- Leave it alone for a while. This is the single most effective thing you can do. You’ve been living and breathing this manuscript for weeks, months even. You know it inside out. This has the effect of preventing you from reading your own writing. What you are actually doing is reading your own mind – you won’t see the errors or gaps because they don’t exist in your own mind. So set the work aside for as long as you can without going back to it at all. A week, or maybe even a month if possible for the final proofreading of the whole manuscript. Build that into your writing schedule. For smaller parts, like a chapter, leave it a day or two. When you come back you will see it with new eyes.
- Read it in a different format. Try a different font, a different size, a different device, even on paper. This will help reduce the mindreading effect. You are more likely to see your work for what it is.
- Read it aloud. This is another way to get out of your head and onto the page. It’s also highly recommended when it comes to checking that the text flows, especially for dialogue.
- Read it backwards. No, I’m not crazy. Go ahead, read it from right to left. Reading it backwards makes you focus on each word individually and you are more likely to spot an error this way because it gets you out of your head and on the page again.
- Use multiple spell checkers. But don’t trust them unquestionably. They will rarely be able to tell you when you’ve used an incorrect word despite it being spelled correctly – their vs. there, your vs. you’re, and so on. And the reason why I say to use multiple spell checkers is that each may be programmed slightly differently and may pick up something different as a result. The same goes for the grammar checkers that accompany them.
- Use a dictionary and trust it. Check your word usage by looking things up in a dictionary. Do you really mean to say “he was bear chested” or did you mean “he was bare chested”? Maybe that’s an easy example but be aware that there may be several words that all sound the same but mean different things. Trust the dictionary because that will absolutely tell you the meaning of the word you are using.
- Look for one problem at a time. In each of your initial proofreads of chapters, look for one thing at a time (it’s not just about spelling) – sentence structure, word choice, spelling, punctuation, and finally accuracy (facts, figures, proper names). Of course, prevention is better than the cure – so always try to get them right from the start.

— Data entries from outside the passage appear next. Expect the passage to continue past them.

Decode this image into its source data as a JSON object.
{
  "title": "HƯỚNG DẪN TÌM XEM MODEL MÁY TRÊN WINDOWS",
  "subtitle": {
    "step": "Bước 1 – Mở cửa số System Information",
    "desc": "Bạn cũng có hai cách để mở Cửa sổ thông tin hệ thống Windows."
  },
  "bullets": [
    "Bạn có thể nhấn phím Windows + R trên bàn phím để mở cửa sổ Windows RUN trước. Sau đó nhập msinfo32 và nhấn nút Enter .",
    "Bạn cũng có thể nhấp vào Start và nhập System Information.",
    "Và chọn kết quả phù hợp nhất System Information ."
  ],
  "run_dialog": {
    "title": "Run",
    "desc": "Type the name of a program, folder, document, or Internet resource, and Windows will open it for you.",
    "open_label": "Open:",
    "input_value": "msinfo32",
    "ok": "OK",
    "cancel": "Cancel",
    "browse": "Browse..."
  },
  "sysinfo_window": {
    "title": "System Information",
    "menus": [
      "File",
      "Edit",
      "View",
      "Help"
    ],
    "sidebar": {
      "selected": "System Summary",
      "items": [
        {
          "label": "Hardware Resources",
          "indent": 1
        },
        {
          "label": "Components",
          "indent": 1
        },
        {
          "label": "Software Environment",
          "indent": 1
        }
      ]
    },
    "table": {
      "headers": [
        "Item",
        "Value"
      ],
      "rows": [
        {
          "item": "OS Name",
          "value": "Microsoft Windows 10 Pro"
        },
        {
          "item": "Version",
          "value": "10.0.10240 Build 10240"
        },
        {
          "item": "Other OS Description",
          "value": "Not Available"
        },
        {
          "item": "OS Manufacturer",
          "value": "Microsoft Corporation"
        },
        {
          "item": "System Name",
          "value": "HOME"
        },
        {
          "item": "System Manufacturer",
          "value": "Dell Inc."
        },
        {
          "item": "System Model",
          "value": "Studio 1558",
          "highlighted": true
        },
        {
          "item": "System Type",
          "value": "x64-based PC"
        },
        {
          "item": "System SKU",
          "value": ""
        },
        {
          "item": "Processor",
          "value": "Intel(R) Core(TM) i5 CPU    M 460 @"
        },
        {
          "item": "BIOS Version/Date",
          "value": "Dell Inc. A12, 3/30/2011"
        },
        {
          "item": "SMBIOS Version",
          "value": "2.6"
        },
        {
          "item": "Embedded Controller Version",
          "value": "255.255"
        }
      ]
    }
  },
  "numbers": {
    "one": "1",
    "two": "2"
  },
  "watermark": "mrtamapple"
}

- Keep a list. You will have things you know you are in the habit of getting wrong. Keep a list of them and know to look out for them. Go a step further and use the power of the find function in your word processing app to search your text for instances of these errors.
- Ask for help. Finally, when you have done all of the above you can consider passing your work to someone to proofread. Why not before? You don’t want them weighed down by all of the things you could have corrected yourself. You want them to focus on what they can see but you can’t. And, when possible, get someone to proofread your work that really does know what they are looking for. I’ve seen too many books still with mistakes, even though they claim to have been both proofread and edited – so if you are paying for a service be especially careful about what you’re paying for.
A great resource for proofreading is other authors. If you are looking for another author to proofread your work then consider dropping into the forums. Ask there for help with proofreading. The forums are also a great place for many other things.